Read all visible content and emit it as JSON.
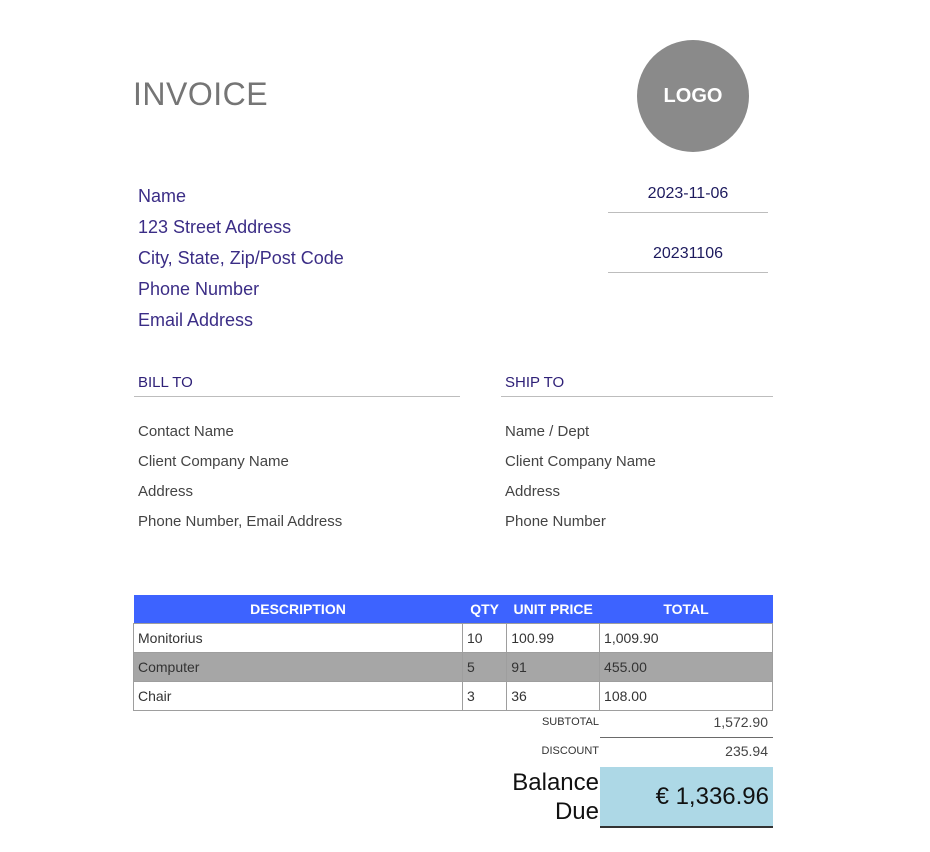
{
  "invoice": {
    "title": "INVOICE",
    "logo_text": "LOGO",
    "date": "2023-11-06",
    "number": "20231106"
  },
  "sender": {
    "name": "Name",
    "street": "123 Street Address",
    "city": "City, State, Zip/Post Code",
    "phone": "Phone Number",
    "email": "Email Address"
  },
  "bill_to": {
    "heading": "BILL TO",
    "lines": [
      "Contact Name",
      "Client Company Name",
      "Address",
      "Phone Number, Email Address"
    ]
  },
  "ship_to": {
    "heading": "SHIP TO",
    "lines": [
      "Name / Dept",
      "Client Company Name",
      "Address",
      "Phone Number"
    ]
  },
  "table": {
    "headers": [
      "DESCRIPTION",
      "QTY",
      "UNIT PRICE",
      "TOTAL"
    ],
    "rows": [
      [
        "Monitorius",
        "10",
        "100.99",
        "1,009.90"
      ],
      [
        "Computer",
        "5",
        "91",
        "455.00"
      ],
      [
        "Chair",
        "3",
        "36",
        "108.00"
      ]
    ]
  },
  "summary": {
    "subtotal_label": "SUBTOTAL",
    "subtotal_value": "1,572.90",
    "discount_label": "DISCOUNT",
    "discount_value": "235.94",
    "balance_label_line1": "Balance",
    "balance_label_line2": "Due",
    "balance_value": "€ 1,336.96"
  },
  "colors": {
    "header_blue": "#3d63ff",
    "accent_purple": "#3b2d86",
    "balance_bg": "#add8e6",
    "shaded_row": "#a6a6a6"
  }
}
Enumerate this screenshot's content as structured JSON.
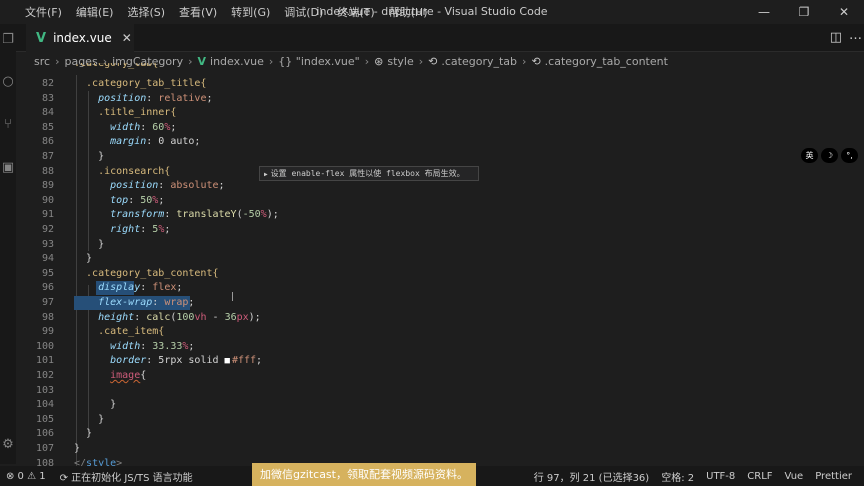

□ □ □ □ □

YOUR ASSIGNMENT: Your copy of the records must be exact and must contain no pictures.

OUTPUT FOR THIS TASK:
Read all visible content and emit it as JSON.
{
  "invoice": {
    "title": "INVOICE",
    "logo_text": "LOGO",
    "date": "2023-11-06",
    "number": "20231106"
  },
  "sender": {
    "name": "Name",
    "street": "123 Street Address",
    "city": "City, State, Zip/Post Code",
    "phone": "Phone Number",
    "email": "Email Address"
  },
  "bill_to": {
    "heading": "BILL TO",
    "lines": [
      "Contact Name",
      "Client Company Name",
      "Address",
      "Phone Number, Email Address"
    ]
  },
  "ship_to": {
    "heading": "SHIP TO",
    "lines": [
      "Name / Dept",
      "Client Company Name",
      "Address",
      "Phone Number"
    ]
  },
  "table": {
    "headers": [
      "DESCRIPTION",
      "QTY",
      "UNIT PRICE",
      "TOTAL"
    ],
    "rows": [
      [
        "Monitorius",
        "10",
        "100.99",
        "1,009.90"
      ],
      [
        "Computer",
        "5",
        "91",
        "455.00"
      ],
      [
        "Chair",
        "3",
        "36",
        "108.00"
      ]
    ]
  },
  "summary": {
    "subtotal_label": "SUBTOTAL",
    "subtotal_value": "1,572.90",
    "discount_label": "DISCOUNT",
    "discount_value": "235.94",
    "balance_label_line1": "Balance",
    "balance_label_line2": "Due",
    "balance_value": "€ 1,336.96"
  },
  "colors": {
    "header_blue": "#3d63ff",
    "accent_purple": "#3b2d86",
    "balance_bg": "#add8e6",
    "shaded_row": "#a6a6a6"
  }
}
Enumerate this screenshot's content as structured JSON.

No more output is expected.